However, following the example in the text book in the second image I can't see how the penultimate line of lim n to infin 4/n *n + lim n to infin 4/n^2*n(n+1)/2 gives 4 + 2 = 6. I can see that 4/n*n will give 4 as the ns cancel but on the other side I see that 4/n^2*n(n+1)/2 should give 4n^2+n/2n^2 would leave 2+n i.e. the n^2s cancel 4/2 is 2 and there is a remaining n.
I have used Mathcad to confirm my assumptions but Mathcad's symbolics indicate that the top expression in the second image below does give 6 but the bottom expression does not it gives 4 + 2 * lim n to infin n(n+1)/n^2.
Can anyone tell me if I have misunderstood something or if the text book is wrong? I presume this is the former not the latter.
Cheers,
Andy
Solved! Go to Solution.
4/n^2*(n*(n+1))/2
how is this simplified to 2?
Its not. As already written above: If you cancel 2 and one n, split it into two fraction and cancel one n again It simplifies to 2/n+2
Its the limit for n->infinity which yields the 2.
(4*n^2+n)/(2*n^2)
Thats wrong! You lost a factor 4 (distributive law!)
It would have been a better idea to cancel before expanding the expression:
Notsure which problem you experience.
Maybe you should rather attach your worksheet.
Hi,
I see what I was doing wrong. I didn't put a * between n and (n and assumed Mathcad would know that n(n+1) meant n * (n+1).

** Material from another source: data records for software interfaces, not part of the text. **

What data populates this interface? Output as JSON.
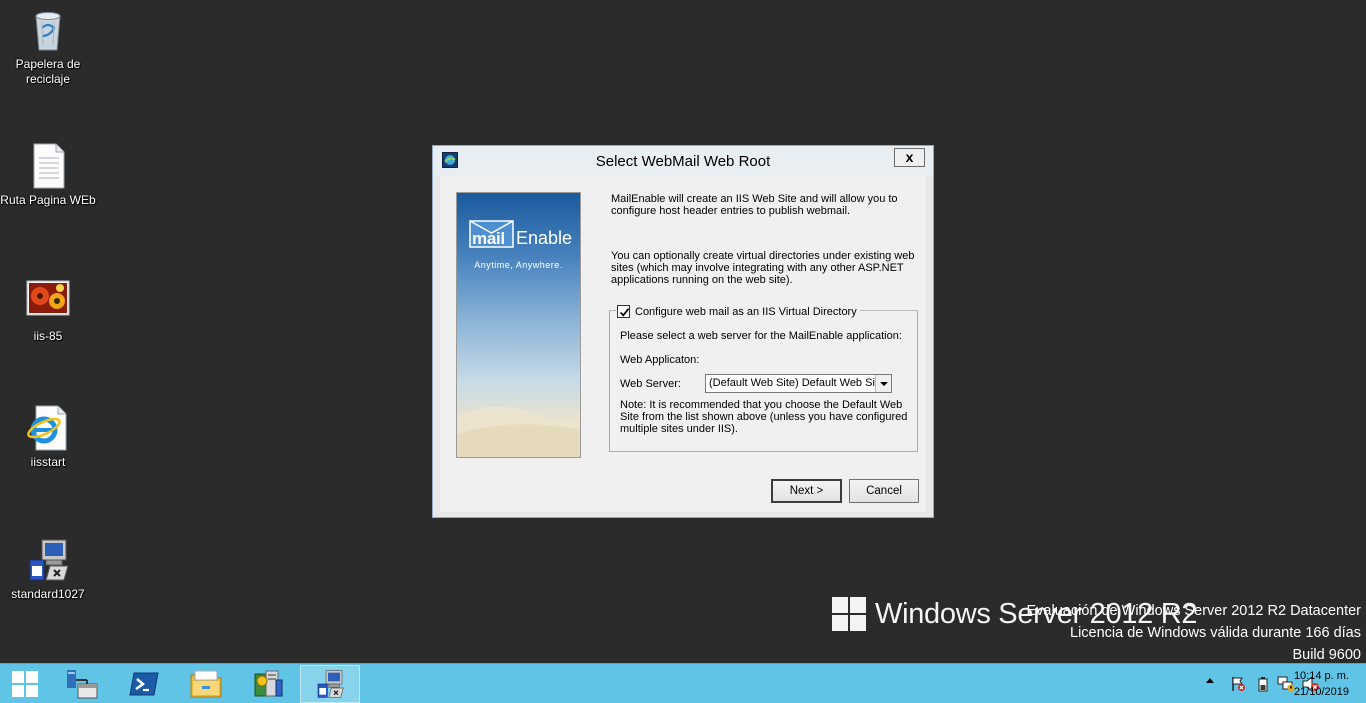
{
  "desktop": {
    "icons": [
      {
        "label": "Papelera de reciclaje",
        "icon": "recycle-bin-icon"
      },
      {
        "label": "Ruta Pagina WEb",
        "icon": "text-file-icon"
      },
      {
        "label": "iis-85",
        "icon": "image-file-icon"
      },
      {
        "label": "iisstart",
        "icon": "internet-explorer-icon"
      },
      {
        "label": "standard1027",
        "icon": "installer-icon"
      }
    ]
  },
  "watermark": {
    "logo_text": "Windows Server 2012 R2",
    "line1": "Evaluación de Windows Server 2012 R2 Datacenter",
    "line2": "Licencia de Windows válida durante 166 días",
    "line3": "Build 9600"
  },
  "dialog": {
    "title": "Select WebMail Web Root",
    "close_label": "x",
    "banner": {
      "brand_mail": "mail",
      "brand_enable": "Enable",
      "tagline": "Anytime, Anywhere."
    },
    "intro1": "MailEnable will create an IIS Web Site and will allow you to configure host header entries to publish webmail.",
    "intro2": "You can optionally create virtual directories under existing web sites (which may involve integrating with any other ASP.NET applications running on the web site).",
    "group": {
      "checkbox_label": "Configure web mail as an IIS Virtual Directory",
      "checked": true,
      "prompt": "Please select a web server for the MailEnable application:",
      "web_app_label": "Web Applicaton:",
      "web_server_label": "Web Server:",
      "web_server_value": "(Default Web Site) Default Web Site",
      "note": "Note: It is recommended that you choose the Default Web Site from the list shown above (unless you have configured multiple sites under IIS)."
    },
    "next_label": "Next >",
    "cancel_label": "Cancel"
  },
  "taskbar": {
    "buttons": [
      "start-icon",
      "server-manager-icon",
      "powershell-icon",
      "file-explorer-icon",
      "setup-icon",
      "installer-icon"
    ],
    "clock_time": "10:14 p. m.",
    "clock_date": "21/10/2019"
  },
  "colors": {
    "desktop": "#2b2b2b",
    "taskbar": "#5fc4e6",
    "dialog_frame": "#e8e8e8"
  }
}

However, can you explain mathematically how this results in 2?
I was of the understanding that n*(n+1) would give n^2+n.
Then 4/n^2 * n^2+n/2 = 4n^2+n/2n^2

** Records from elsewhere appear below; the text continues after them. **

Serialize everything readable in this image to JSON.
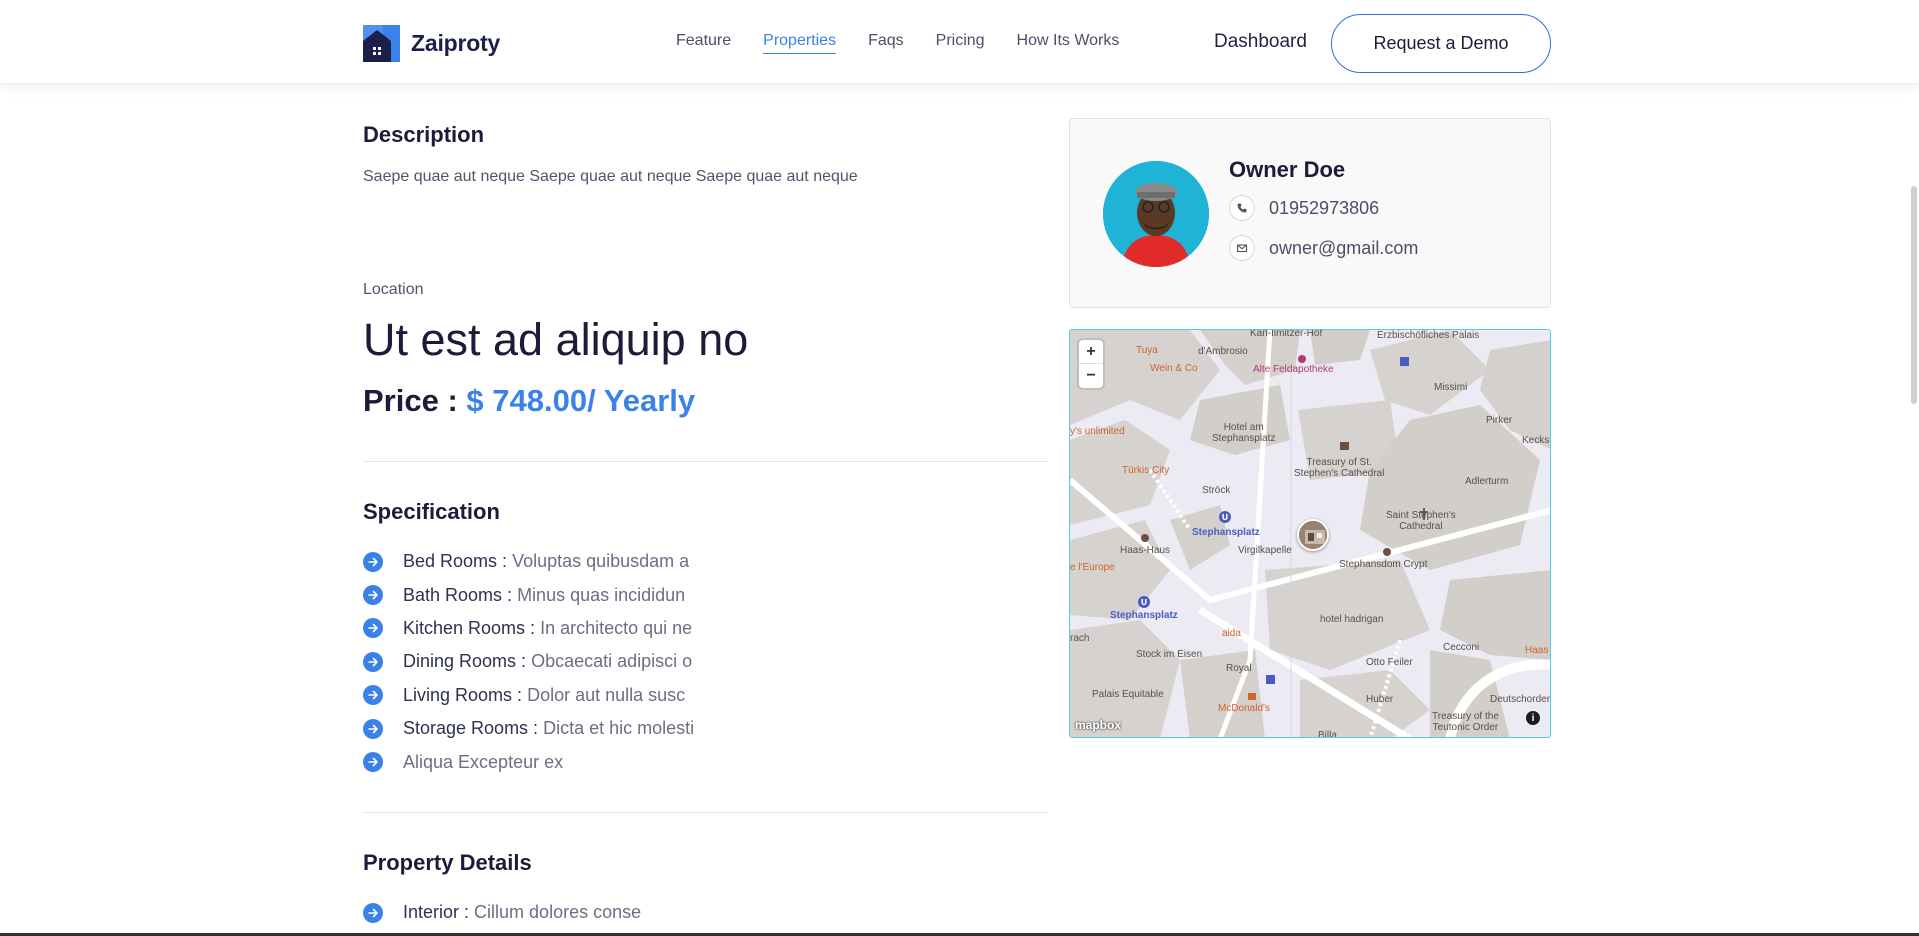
{
  "brand": {
    "name": "Zaiproty",
    "accent": "#3b82e8"
  },
  "nav": {
    "items": [
      {
        "label": "Feature",
        "active": false
      },
      {
        "label": "Properties",
        "active": true
      },
      {
        "label": "Faqs",
        "active": false
      },
      {
        "label": "Pricing",
        "active": false
      },
      {
        "label": "How Its Works",
        "active": false
      }
    ],
    "dashboard": "Dashboard",
    "demo_button": "Request a Demo"
  },
  "description": {
    "heading": "Description",
    "text": "Saepe quae aut neque Saepe quae aut neque Saepe quae aut neque"
  },
  "listing": {
    "location_label": "Location",
    "title": "Ut est ad aliquip no",
    "price_label": "Price :",
    "price_value": "$ 748.00/ Yearly"
  },
  "specification": {
    "heading": "Specification",
    "items": [
      {
        "key": "Bed Rooms :",
        "value": "Voluptas quibusdam a"
      },
      {
        "key": "Bath Rooms :",
        "value": "Minus quas incididun"
      },
      {
        "key": "Kitchen Rooms :",
        "value": "In architecto qui ne"
      },
      {
        "key": "Dining Rooms :",
        "value": "Obcaecati adipisci o"
      },
      {
        "key": "Living Rooms :",
        "value": "Dolor aut nulla susc"
      },
      {
        "key": "Storage Rooms :",
        "value": "Dicta et hic molesti"
      },
      {
        "key": "",
        "value": "Aliqua Excepteur ex"
      }
    ]
  },
  "property_details": {
    "heading": "Property Details",
    "items": [
      {
        "key": "Interior :",
        "value": "Cillum dolores conse"
      }
    ]
  },
  "owner": {
    "name": "Owner Doe",
    "phone": "01952973806",
    "email": "owner@gmail.com"
  },
  "map": {
    "zoom_in": "+",
    "zoom_out": "−",
    "attribution": "mapbox",
    "info": "i",
    "labels": {
      "karl": "Karl-Ilmitzer-Hof",
      "erz": "Erzbischöfliches Palais",
      "tuya": "Tuya",
      "ambrosio": "d'Ambrosio",
      "wein": "Wein & Co",
      "alte": "Alte Feldapotheke",
      "missimi": "Missimi",
      "pirker": "Pirker",
      "kecksil": "Kecksil",
      "unlimited": "y's unlimited",
      "hotel_am": "Hotel am\nStephansplatz",
      "treasury": "Treasury of St.\nStephen's Cathedral",
      "adlerturm": "Adlerturm",
      "turkis": "Türkis City",
      "stroeck": "Ströck",
      "saint": "Saint Stephen's\nCathedral",
      "stephansplatz1": "Stephansplatz",
      "haas_haus": "Haas-Haus",
      "virgil": "Virgilkapelle",
      "crypt": "Stephansdom Crypt",
      "europe": "e l'Europe",
      "stephansplatz2": "Stephansplatz",
      "hotel_hadrigan": "hotel hadrigan",
      "aida": "aida",
      "rach": "rach",
      "stock": "Stock im Eisen",
      "royal": "Royal",
      "cecconi": "Cecconi",
      "haas": "Haas",
      "otto": "Otto Feiler",
      "palais": "Palais Equitable",
      "mcd": "McDonald's",
      "huber": "Huber",
      "deutsch": "Deutschordensha",
      "treasury_to": "Treasury of the\nTeutonic Order",
      "billa": "Billa"
    }
  }
}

Which results in 2+n i.e. 4/2 is 2 and n^2/n^2 is 1?
Where am I going wrong in my understanding?
Andy
> I didn't put a * between n and (n and assumed Mathcad would know that n(n+1) meant n * (n+1).
n(n+1) would mean a function n with argument n+1

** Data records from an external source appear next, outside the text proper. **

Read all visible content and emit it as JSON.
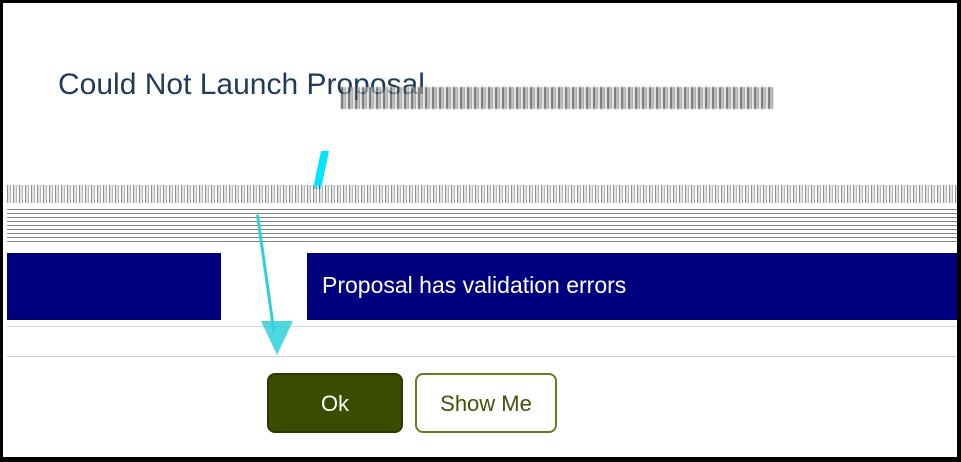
{
  "dialog": {
    "title": "Could Not Launch Proposal",
    "error_message": "Proposal has validation errors"
  },
  "buttons": {
    "ok_label": "Ok",
    "show_me_label": "Show Me"
  },
  "colors": {
    "banner_background": "#00007f",
    "ok_button_background": "#3b4b00",
    "show_me_border": "#6a7a24",
    "annotation_arrow": "#2fd0d8"
  }
}
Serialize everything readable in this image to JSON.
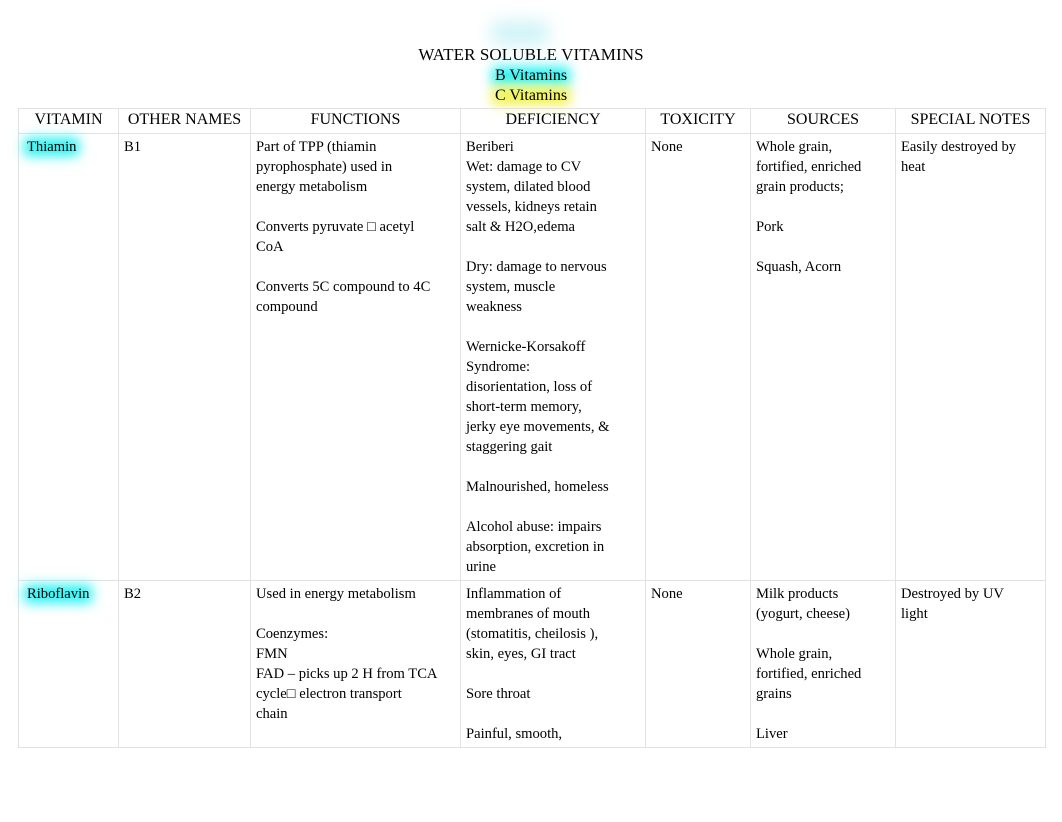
{
  "document": {
    "title": "WATER SOLUBLE VITAMINS",
    "subtitle_b": "B Vitamins",
    "subtitle_c": "C Vitamins",
    "highlight_cyan": "#25f2f2",
    "highlight_yellow": "#f2f24a"
  },
  "table": {
    "headers": [
      "VITAMIN",
      "OTHER NAMES",
      "FUNCTIONS",
      "DEFICIENCY",
      "TOXICITY",
      "SOURCES",
      "SPECIAL NOTES"
    ],
    "rows": [
      {
        "vitamin": "Thiamin",
        "vitamin_highlight": "cyan",
        "other_names": "B1",
        "functions": [
          "Part of TPP (thiamin",
          "pyrophosphate) used in",
          "energy metabolism",
          "",
          "Converts pyruvate □   acetyl",
          "CoA",
          "",
          "Converts 5C compound to 4C",
          "compound"
        ],
        "deficiency": [
          "Beriberi",
          "Wet:  damage to CV",
          "system, dilated blood",
          "vessels, kidneys retain",
          "salt & H2O,edema",
          "",
          "Dry: damage to nervous",
          "system,  muscle",
          "weakness",
          "",
          "Wernicke-Korsakoff",
          "Syndrome:",
          "disorientation, loss of",
          "short-term memory,",
          "jerky eye movements, &",
          "staggering gait",
          "",
          "Malnourished, homeless",
          "",
          "Alcohol abuse: impairs",
          "absorption, excretion in",
          "urine"
        ],
        "toxicity": "None",
        "sources": [
          "Whole grain,",
          "fortified, enriched",
          "grain products;",
          "",
          "Pork",
          "",
          "Squash, Acorn"
        ],
        "special_notes": [
          "Easily destroyed by",
          "heat"
        ]
      },
      {
        "vitamin": "Riboflavin",
        "vitamin_highlight": "cyan",
        "other_names": "B2",
        "functions": [
          "Used in energy metabolism",
          "",
          "Coenzymes:",
          "FMN",
          "FAD – picks up 2 H from TCA",
          "cycle□   electron transport",
          "chain"
        ],
        "deficiency": [
          "Inflammation of",
          "membranes of mouth",
          "(stomatitis, cheilosis ),",
          "skin, eyes, GI tract",
          "",
          "Sore throat",
          "",
          "Painful, smooth,"
        ],
        "toxicity": "None",
        "sources": [
          "Milk products",
          "(yogurt, cheese)",
          "",
          "Whole grain,",
          "fortified, enriched",
          "grains",
          "",
          "Liver"
        ],
        "special_notes": [
          "Destroyed by UV",
          "light"
        ]
      }
    ]
  }
}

> I was of the understanding that n*(n+1) would give n^2+n.
correct!
> Then 4/n^2 * n^2+n/2 = 4n^2+n/2n^2
Oops! You rather should say that 4/n^2 * (n^2+n)/2=2+2/n
Hi Andy,
your textbook is right.
See attachement please.
What we have here is a gaussian summation:
Hope it helps you
best regards, Volker
Sorry guys I'm not sure I've explained where I am getting stuck. In the second expression which is simplified to:
4/n^2*(n*(n+1))/2
how is this simplified to 2?
Am I correct in saying this equates to:
(4*n*(n+1))/(2*n^2)
Then
(4*n^2+n)/(2*n^2)
I'm then a bit lost as how this ends in 2?
Andy,
look here:
with n---> infinity you get 2 as result of a limit value.
Am I correct in saying this equates to:
(4*n*(n+1))/(2*n^2)
Yes.
Then
(4*n^2+n)/(2*n^2)
I'm then a bit lost as how this ends in 2?
it's a limit value as said.
regards, Volker
4/n^2*(n*(n+1))/2
how is this simplified to 2?
Its not. As already written above: If you cancel 2 and one n, split it into two fraction and cancel one n again It simplifies to 2/n+2
Its the limit for n->infinity which yields the 2.
(4*n^2+n)/(2*n^2)
Thats wrong! You lost a factor 4 (distributive law!)
It would have been a better idea to cancel before expanding the expression:
the penny has dropped.
thanks all!